### Task
Your result should be the lines holding the word "JSON", copied from the entries below.

Interface dataset entries
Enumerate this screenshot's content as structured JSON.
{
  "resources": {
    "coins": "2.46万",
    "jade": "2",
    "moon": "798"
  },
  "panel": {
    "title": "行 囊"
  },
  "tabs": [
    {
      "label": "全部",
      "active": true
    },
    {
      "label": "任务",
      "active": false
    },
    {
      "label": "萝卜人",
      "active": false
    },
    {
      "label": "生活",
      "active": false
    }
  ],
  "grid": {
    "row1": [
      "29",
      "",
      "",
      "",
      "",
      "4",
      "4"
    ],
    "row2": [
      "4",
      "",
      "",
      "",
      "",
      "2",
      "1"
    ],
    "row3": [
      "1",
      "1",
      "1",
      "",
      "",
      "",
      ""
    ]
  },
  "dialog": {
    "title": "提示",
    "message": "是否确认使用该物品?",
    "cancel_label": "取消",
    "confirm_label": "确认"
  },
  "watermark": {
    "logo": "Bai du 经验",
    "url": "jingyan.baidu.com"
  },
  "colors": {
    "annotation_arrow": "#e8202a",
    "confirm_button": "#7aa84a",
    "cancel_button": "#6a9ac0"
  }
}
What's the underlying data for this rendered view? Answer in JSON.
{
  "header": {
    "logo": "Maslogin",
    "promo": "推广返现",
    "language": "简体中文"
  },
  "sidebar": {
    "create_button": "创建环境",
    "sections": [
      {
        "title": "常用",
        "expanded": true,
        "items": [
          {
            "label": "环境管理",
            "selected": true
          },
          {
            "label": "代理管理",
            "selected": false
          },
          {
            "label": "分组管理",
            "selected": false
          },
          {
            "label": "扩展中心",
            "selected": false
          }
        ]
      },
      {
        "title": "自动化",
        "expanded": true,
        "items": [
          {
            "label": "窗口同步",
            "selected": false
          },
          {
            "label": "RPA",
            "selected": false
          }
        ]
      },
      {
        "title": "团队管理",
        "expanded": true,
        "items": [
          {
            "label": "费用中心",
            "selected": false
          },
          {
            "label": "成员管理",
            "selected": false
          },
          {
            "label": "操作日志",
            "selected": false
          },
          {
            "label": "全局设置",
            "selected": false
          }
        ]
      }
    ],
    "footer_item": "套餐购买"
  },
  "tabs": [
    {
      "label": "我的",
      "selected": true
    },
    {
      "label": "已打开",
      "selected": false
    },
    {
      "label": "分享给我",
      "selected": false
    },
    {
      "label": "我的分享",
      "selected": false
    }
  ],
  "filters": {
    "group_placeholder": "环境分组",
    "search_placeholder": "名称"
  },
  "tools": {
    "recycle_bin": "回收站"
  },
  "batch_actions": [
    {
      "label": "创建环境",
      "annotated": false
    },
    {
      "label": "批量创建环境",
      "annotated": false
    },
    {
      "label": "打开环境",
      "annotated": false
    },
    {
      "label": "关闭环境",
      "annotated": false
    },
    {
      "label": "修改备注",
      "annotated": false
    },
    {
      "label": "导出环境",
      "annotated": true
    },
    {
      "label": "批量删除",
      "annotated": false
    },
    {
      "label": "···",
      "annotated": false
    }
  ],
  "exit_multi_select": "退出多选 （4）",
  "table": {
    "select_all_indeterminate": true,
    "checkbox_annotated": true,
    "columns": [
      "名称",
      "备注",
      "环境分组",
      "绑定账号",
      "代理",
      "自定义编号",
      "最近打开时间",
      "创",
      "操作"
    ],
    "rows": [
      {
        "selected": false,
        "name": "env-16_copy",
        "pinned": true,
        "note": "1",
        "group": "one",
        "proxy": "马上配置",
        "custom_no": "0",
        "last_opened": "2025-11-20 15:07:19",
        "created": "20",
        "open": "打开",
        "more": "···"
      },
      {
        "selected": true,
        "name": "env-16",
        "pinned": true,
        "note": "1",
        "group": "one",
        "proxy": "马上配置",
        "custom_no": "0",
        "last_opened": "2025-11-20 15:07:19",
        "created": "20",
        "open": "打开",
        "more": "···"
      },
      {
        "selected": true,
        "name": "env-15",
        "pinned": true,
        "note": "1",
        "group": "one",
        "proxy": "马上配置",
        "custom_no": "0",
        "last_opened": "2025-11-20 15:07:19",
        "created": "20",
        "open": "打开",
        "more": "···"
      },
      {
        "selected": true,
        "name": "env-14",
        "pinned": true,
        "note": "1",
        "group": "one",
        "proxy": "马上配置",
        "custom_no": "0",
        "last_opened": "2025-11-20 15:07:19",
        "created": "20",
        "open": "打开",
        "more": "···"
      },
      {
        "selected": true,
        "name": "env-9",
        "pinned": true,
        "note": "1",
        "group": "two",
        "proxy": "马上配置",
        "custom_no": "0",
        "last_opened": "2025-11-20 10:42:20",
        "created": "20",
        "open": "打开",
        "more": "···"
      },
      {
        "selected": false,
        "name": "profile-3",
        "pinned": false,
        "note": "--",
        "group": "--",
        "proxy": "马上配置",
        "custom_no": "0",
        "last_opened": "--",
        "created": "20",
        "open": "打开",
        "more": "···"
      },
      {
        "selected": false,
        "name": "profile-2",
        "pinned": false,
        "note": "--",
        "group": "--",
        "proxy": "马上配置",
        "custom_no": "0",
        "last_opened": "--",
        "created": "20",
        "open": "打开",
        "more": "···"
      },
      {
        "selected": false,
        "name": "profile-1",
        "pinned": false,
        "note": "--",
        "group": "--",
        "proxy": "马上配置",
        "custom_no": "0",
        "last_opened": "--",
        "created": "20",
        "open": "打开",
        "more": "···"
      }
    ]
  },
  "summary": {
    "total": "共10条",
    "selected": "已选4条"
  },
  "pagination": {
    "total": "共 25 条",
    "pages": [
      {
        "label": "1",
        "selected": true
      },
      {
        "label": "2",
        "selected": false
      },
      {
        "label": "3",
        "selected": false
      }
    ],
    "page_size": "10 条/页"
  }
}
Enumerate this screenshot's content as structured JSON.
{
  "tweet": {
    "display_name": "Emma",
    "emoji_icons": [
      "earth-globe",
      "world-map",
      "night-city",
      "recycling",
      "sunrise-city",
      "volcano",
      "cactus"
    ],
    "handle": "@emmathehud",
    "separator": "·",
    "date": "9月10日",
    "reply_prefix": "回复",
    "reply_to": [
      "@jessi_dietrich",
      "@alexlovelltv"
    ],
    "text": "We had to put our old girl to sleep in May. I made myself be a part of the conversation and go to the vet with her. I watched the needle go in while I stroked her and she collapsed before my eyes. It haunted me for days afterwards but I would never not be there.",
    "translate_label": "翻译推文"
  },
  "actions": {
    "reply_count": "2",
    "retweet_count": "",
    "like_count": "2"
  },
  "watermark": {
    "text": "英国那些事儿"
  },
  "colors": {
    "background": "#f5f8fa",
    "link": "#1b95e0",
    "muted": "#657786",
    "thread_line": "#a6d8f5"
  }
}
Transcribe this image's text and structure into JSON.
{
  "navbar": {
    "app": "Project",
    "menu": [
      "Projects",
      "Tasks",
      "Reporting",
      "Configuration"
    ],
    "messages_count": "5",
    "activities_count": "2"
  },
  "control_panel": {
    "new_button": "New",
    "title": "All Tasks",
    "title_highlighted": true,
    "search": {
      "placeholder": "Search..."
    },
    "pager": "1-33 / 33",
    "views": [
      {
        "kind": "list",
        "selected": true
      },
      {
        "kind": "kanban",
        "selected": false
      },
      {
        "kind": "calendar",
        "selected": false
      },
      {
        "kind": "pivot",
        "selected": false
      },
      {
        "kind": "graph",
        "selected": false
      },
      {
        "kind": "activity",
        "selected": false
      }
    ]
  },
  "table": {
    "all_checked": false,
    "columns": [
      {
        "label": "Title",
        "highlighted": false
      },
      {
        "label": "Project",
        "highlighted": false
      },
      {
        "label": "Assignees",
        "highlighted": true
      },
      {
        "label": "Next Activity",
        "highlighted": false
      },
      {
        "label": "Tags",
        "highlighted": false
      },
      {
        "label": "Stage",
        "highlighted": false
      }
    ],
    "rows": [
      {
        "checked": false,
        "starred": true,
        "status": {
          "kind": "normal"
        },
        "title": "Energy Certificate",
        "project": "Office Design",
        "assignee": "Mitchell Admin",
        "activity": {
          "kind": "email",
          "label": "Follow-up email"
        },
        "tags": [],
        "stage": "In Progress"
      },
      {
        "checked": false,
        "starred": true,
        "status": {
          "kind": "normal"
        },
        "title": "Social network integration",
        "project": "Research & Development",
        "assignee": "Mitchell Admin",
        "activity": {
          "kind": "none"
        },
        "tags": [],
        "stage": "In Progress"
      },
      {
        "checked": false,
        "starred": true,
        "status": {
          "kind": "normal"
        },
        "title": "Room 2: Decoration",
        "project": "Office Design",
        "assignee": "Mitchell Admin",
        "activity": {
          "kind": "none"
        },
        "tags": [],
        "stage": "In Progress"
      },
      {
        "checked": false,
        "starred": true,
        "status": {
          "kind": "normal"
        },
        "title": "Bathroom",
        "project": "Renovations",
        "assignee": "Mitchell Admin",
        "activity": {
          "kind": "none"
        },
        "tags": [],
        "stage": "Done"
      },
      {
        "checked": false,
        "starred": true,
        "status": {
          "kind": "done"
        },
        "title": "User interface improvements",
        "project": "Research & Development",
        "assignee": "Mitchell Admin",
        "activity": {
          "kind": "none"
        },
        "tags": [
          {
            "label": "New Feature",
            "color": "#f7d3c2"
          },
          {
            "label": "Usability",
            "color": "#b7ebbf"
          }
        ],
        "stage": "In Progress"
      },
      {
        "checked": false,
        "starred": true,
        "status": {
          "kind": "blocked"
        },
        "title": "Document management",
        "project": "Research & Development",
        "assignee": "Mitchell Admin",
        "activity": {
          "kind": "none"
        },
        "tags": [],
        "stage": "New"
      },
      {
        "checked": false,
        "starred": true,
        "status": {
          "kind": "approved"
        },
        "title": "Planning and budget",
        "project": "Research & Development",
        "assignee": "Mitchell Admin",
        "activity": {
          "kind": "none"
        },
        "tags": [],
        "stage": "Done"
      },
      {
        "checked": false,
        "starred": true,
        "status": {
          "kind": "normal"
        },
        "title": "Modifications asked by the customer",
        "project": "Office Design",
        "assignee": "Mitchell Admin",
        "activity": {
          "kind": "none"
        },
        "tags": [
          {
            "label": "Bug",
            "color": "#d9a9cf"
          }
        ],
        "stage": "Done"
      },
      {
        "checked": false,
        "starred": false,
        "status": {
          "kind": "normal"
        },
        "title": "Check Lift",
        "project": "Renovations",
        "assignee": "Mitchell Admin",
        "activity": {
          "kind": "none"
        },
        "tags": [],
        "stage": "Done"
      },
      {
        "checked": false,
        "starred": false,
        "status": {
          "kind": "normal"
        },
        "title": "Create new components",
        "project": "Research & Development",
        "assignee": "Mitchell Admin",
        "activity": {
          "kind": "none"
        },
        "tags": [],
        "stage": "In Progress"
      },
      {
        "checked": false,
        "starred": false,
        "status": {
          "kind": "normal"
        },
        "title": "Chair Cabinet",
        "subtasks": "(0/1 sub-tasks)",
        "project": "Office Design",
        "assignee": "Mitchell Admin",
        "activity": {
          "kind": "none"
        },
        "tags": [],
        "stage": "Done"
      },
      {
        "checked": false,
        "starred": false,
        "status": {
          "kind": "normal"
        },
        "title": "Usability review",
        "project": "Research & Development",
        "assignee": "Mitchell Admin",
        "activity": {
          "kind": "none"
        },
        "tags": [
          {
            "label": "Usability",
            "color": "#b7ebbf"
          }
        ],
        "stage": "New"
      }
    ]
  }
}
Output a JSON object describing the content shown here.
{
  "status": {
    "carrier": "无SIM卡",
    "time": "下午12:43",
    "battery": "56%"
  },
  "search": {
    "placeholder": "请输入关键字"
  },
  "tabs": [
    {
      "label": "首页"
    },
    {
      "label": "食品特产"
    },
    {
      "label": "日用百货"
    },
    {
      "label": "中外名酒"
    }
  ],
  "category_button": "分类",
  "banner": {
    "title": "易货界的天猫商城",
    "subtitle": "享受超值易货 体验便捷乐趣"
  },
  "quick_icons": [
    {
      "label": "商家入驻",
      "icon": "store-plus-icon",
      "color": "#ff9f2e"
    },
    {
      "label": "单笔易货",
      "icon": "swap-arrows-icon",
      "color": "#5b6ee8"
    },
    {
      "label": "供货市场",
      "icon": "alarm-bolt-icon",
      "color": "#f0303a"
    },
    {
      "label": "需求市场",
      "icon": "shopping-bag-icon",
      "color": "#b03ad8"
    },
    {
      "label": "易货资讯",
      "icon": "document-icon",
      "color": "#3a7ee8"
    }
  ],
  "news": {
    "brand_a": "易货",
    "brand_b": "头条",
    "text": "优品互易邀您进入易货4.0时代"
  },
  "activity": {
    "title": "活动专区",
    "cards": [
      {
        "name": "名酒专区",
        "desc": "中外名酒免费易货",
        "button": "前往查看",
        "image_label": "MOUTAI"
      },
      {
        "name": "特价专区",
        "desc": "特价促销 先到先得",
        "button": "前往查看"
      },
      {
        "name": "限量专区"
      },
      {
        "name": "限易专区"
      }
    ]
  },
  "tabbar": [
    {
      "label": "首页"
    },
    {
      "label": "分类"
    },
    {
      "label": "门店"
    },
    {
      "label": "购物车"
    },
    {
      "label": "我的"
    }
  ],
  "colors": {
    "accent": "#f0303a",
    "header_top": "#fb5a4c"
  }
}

### Answer section
Enumerate this screenshot's content as structured JSON.
What's the underlying data for this rendered view? Answer in JSON.
Enumerate this screenshot's content as structured JSON.
Transcribe this image's text and structure into JSON.
Output a JSON object describing the content shown here.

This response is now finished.